• _Problem to solve_: Look through the records that follow. Copy every line containing the word "BAGRE".

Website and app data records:
┌──
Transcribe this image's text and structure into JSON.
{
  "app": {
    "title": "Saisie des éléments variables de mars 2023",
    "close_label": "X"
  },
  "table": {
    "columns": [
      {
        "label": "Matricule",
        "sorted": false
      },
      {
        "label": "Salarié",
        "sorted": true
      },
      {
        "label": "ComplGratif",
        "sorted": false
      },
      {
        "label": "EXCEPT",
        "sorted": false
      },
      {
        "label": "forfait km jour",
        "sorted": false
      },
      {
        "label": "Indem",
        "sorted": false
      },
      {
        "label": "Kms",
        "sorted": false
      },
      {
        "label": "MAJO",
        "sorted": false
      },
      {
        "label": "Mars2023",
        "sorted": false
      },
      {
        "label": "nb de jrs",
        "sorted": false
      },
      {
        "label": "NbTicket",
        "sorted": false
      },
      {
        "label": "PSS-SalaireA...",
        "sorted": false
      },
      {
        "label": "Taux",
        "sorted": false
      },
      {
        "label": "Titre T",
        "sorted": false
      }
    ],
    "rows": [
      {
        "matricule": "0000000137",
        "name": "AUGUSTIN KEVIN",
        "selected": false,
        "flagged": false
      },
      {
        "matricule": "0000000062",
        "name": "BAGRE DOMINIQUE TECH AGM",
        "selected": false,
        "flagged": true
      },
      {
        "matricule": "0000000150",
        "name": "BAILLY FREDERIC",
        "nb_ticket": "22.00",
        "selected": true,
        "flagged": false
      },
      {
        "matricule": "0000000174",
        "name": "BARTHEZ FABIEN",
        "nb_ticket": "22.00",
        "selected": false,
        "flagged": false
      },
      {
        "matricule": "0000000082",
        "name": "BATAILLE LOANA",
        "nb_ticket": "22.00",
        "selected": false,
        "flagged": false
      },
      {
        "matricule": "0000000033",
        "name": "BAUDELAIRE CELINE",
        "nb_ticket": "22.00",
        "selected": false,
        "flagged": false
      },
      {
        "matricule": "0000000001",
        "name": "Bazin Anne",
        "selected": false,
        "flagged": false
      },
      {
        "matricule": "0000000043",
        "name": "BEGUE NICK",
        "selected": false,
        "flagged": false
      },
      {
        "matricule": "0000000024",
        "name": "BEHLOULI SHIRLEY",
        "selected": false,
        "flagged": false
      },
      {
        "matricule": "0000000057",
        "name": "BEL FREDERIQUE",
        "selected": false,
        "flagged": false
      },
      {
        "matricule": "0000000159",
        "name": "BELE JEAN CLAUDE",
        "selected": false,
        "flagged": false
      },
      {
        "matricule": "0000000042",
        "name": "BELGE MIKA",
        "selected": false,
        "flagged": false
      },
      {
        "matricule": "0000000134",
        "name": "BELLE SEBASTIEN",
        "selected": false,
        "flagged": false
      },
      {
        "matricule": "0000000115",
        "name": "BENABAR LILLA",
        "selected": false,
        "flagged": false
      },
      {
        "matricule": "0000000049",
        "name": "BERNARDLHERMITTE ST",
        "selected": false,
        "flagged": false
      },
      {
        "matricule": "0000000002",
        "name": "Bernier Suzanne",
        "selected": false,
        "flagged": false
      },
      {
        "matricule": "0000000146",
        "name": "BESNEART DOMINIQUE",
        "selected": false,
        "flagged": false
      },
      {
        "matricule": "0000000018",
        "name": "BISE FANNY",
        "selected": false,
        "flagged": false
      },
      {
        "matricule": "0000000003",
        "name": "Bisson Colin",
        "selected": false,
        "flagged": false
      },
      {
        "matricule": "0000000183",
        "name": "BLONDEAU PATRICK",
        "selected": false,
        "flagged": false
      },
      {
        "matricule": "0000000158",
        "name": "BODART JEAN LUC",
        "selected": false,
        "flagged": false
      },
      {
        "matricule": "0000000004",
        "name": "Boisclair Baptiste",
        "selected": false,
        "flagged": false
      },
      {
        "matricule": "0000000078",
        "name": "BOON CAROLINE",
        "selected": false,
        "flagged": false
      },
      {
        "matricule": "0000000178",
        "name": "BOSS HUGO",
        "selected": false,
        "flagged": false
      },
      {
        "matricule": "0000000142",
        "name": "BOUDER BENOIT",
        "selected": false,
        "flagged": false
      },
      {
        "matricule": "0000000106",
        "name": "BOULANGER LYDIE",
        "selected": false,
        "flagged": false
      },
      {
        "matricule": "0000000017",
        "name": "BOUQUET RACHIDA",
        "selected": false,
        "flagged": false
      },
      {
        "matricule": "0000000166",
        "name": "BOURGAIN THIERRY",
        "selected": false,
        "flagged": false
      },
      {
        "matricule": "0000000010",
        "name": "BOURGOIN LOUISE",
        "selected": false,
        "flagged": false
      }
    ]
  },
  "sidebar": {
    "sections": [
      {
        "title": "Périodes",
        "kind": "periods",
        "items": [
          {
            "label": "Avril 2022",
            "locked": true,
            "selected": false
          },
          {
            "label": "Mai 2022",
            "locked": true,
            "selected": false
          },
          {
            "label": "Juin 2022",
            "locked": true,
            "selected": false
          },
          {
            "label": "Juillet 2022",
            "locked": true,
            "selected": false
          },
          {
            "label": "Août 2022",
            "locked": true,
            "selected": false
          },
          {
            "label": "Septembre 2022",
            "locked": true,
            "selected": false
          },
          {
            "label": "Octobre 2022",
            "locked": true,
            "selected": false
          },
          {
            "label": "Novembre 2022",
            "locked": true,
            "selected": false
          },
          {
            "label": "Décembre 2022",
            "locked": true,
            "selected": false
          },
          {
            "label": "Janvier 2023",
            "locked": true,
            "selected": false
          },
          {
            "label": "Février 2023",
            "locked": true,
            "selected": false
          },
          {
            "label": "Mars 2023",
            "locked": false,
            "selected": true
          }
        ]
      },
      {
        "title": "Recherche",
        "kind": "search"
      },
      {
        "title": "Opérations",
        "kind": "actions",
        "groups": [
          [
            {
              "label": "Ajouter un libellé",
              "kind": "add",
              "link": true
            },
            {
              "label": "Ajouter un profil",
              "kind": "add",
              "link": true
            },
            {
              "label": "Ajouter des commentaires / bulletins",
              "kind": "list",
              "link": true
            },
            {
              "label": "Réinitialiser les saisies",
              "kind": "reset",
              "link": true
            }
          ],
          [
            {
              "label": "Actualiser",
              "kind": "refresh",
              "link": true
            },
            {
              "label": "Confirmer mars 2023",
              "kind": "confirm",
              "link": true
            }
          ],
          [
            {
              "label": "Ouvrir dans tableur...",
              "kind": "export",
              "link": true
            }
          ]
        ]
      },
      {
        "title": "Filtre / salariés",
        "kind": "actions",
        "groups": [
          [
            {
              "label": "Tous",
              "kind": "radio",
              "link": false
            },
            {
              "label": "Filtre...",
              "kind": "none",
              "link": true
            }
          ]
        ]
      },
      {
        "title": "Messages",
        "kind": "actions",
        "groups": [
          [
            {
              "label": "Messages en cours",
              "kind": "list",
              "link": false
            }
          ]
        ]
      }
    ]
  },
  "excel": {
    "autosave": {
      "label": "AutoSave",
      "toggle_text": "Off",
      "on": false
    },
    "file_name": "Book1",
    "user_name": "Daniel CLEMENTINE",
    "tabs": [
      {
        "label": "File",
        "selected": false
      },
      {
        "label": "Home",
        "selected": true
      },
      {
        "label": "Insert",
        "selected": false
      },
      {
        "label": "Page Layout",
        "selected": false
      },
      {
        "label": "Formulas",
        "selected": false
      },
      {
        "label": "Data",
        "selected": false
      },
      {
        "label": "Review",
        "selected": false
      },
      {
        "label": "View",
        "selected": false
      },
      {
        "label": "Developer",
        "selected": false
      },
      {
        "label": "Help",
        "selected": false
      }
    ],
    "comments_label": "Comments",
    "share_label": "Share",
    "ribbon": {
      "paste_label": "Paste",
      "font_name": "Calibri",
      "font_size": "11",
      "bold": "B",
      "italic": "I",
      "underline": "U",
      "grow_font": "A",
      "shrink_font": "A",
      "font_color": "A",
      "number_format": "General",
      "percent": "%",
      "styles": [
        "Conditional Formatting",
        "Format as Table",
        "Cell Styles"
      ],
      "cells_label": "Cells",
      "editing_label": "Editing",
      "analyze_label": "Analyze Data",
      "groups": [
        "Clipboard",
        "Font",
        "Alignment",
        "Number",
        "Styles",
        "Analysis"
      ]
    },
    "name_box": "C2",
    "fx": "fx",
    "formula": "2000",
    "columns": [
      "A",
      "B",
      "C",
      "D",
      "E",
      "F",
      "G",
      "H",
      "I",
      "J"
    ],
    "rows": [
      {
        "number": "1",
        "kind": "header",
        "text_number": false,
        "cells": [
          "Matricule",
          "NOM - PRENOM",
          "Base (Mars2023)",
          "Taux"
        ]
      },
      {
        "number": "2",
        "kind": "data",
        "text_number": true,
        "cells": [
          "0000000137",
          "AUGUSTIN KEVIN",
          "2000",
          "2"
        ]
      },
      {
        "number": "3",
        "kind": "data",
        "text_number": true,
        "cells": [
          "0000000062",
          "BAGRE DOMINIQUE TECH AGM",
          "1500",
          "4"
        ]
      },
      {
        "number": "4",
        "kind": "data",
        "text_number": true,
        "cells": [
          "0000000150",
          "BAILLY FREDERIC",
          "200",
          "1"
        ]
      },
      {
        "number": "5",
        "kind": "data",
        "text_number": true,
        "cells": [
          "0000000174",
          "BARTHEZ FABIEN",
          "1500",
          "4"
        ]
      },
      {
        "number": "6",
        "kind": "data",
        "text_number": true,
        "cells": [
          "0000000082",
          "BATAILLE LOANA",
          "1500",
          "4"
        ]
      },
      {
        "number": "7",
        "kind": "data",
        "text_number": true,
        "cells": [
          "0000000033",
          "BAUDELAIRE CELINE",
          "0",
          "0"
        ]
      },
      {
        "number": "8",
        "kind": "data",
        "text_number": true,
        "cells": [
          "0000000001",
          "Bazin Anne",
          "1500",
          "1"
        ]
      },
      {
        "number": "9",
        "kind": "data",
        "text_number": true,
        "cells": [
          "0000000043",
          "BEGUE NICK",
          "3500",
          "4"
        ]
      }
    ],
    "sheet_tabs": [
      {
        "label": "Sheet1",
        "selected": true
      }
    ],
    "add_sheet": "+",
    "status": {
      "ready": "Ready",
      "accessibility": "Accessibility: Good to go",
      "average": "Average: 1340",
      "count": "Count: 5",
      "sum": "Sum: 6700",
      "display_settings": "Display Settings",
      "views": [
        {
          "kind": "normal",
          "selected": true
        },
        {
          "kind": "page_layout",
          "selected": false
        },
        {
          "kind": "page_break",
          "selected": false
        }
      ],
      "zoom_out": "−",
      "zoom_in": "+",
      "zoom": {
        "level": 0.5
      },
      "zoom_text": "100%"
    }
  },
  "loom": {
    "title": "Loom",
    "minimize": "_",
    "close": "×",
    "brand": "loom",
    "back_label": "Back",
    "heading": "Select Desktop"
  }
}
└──
• _Output for this task_:
        "name": "BAGRE DOMINIQUE TECH AGM",
          "BAGRE DOMINIQUE TECH AGM",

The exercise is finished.